■ Problem statement: The lines to copy from the data below are those that hold the string "wynagrodzeń".

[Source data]
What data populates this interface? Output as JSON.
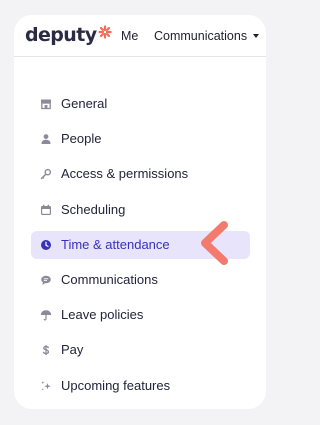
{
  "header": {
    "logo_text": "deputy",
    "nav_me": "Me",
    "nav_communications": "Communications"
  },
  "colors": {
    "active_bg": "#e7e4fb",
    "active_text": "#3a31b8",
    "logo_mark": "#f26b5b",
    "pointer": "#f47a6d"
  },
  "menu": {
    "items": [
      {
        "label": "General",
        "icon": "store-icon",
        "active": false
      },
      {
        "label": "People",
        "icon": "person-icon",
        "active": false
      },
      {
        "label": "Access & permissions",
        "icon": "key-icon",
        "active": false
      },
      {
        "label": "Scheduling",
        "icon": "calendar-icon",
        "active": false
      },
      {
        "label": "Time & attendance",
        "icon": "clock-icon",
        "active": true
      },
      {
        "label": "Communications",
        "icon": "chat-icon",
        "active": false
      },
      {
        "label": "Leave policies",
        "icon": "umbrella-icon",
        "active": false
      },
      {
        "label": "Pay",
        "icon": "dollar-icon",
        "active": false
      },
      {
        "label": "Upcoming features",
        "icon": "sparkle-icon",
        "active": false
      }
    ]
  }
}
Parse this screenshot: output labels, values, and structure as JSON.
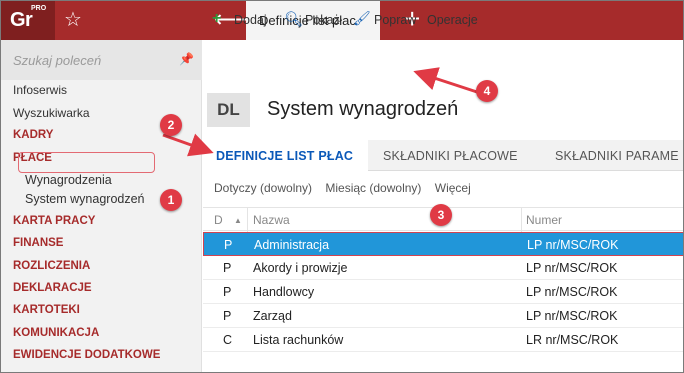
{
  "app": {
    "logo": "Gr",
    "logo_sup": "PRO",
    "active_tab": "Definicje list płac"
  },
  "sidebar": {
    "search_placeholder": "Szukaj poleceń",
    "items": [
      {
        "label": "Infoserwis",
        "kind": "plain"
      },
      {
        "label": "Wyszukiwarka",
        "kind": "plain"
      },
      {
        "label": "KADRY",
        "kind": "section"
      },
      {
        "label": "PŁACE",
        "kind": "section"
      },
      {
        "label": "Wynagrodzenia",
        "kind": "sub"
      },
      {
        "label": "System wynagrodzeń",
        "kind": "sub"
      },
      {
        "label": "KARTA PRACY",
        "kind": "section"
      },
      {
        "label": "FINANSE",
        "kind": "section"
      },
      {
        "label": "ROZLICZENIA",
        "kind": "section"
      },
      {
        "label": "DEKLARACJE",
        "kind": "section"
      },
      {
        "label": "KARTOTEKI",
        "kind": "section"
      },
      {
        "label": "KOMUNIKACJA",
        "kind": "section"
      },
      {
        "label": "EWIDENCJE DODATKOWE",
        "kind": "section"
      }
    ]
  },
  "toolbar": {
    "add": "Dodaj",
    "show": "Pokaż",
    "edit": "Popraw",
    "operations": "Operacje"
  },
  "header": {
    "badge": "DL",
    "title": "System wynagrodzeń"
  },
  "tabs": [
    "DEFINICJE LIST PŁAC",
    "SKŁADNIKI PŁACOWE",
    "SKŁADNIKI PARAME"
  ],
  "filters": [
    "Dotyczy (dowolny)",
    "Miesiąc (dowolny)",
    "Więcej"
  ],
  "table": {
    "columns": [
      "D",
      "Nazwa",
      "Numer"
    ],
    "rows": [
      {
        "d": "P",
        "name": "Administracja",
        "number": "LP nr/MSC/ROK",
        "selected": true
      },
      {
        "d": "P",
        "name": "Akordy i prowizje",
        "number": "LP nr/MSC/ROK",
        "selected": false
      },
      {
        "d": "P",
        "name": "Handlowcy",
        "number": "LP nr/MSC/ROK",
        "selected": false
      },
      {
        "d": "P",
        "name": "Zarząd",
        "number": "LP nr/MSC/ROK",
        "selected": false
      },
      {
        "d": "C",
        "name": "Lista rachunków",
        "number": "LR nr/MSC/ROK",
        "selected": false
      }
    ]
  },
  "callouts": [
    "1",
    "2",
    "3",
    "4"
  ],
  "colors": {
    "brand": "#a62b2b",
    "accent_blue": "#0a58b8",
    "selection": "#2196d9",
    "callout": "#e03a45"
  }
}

■ Answer space:
        "label": "System wynagrodzeń",
    "title": "System wynagrodzeń"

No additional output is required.